--- Source data Enclosed Below ---

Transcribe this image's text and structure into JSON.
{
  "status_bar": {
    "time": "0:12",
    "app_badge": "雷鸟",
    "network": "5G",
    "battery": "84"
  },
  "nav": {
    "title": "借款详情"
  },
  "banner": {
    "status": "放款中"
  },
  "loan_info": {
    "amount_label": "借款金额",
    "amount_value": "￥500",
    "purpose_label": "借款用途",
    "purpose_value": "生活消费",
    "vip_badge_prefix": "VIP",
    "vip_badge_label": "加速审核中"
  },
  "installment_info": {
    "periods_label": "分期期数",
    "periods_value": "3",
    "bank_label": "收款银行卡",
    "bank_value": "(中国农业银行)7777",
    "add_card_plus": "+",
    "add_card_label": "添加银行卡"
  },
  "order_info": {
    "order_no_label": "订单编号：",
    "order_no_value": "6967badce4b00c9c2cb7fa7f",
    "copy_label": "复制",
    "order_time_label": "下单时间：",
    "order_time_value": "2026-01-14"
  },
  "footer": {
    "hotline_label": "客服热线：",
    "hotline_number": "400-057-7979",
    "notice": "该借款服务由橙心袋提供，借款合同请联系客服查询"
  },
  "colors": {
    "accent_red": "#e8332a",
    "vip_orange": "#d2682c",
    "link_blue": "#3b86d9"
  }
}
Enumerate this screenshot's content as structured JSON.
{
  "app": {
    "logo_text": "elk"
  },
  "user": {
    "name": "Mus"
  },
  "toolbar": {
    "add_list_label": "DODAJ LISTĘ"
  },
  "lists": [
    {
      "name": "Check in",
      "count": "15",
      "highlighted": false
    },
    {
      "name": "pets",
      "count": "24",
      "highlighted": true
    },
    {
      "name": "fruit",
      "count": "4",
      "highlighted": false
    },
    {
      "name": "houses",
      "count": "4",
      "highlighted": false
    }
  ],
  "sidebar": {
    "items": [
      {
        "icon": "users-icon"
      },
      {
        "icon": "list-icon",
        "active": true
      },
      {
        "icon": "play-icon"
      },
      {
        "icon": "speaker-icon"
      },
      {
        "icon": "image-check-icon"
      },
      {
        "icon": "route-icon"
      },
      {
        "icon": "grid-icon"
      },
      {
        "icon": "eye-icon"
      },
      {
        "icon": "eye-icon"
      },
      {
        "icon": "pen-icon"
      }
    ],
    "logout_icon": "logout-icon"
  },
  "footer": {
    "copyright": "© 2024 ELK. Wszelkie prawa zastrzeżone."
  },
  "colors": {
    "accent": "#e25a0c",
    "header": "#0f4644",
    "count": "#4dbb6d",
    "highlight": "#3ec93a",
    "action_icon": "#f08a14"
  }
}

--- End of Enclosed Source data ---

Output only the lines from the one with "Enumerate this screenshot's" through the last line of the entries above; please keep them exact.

** Answer section **
Enumerate this screenshot's content as structured JSON.
{
  "app": {
    "logo_text": "elk"
  },
  "user": {
    "name": "Mus"
  },
  "toolbar": {
    "add_list_label": "DODAJ LISTĘ"
  },
  "lists": [
    {
      "name": "Check in",
      "count": "15",
      "highlighted": false
    },
    {
      "name": "pets",
      "count": "24",
      "highlighted": true
    },
    {
      "name": "fruit",
      "count": "4",
      "highlighted": false
    },
    {
      "name": "houses",
      "count": "4",
      "highlighted": false
    }
  ],
  "sidebar": {
    "items": [
      {
        "icon": "users-icon"
      },
      {
        "icon": "list-icon",
        "active": true
      },
      {
        "icon": "play-icon"
      },
      {
        "icon": "speaker-icon"
      },
      {
        "icon": "image-check-icon"
      },
      {
        "icon": "route-icon"
      },
      {
        "icon": "grid-icon"
      },
      {
        "icon": "eye-icon"
      },
      {
        "icon": "eye-icon"
      },
      {
        "icon": "pen-icon"
      }
    ],
    "logout_icon": "logout-icon"
  },
  "footer": {
    "copyright": "© 2024 ELK. Wszelkie prawa zastrzeżone."
  },
  "colors": {
    "accent": "#e25a0c",
    "header": "#0f4644",
    "count": "#4dbb6d",
    "highlight": "#3ec93a",
    "action_icon": "#f08a14"
  }
}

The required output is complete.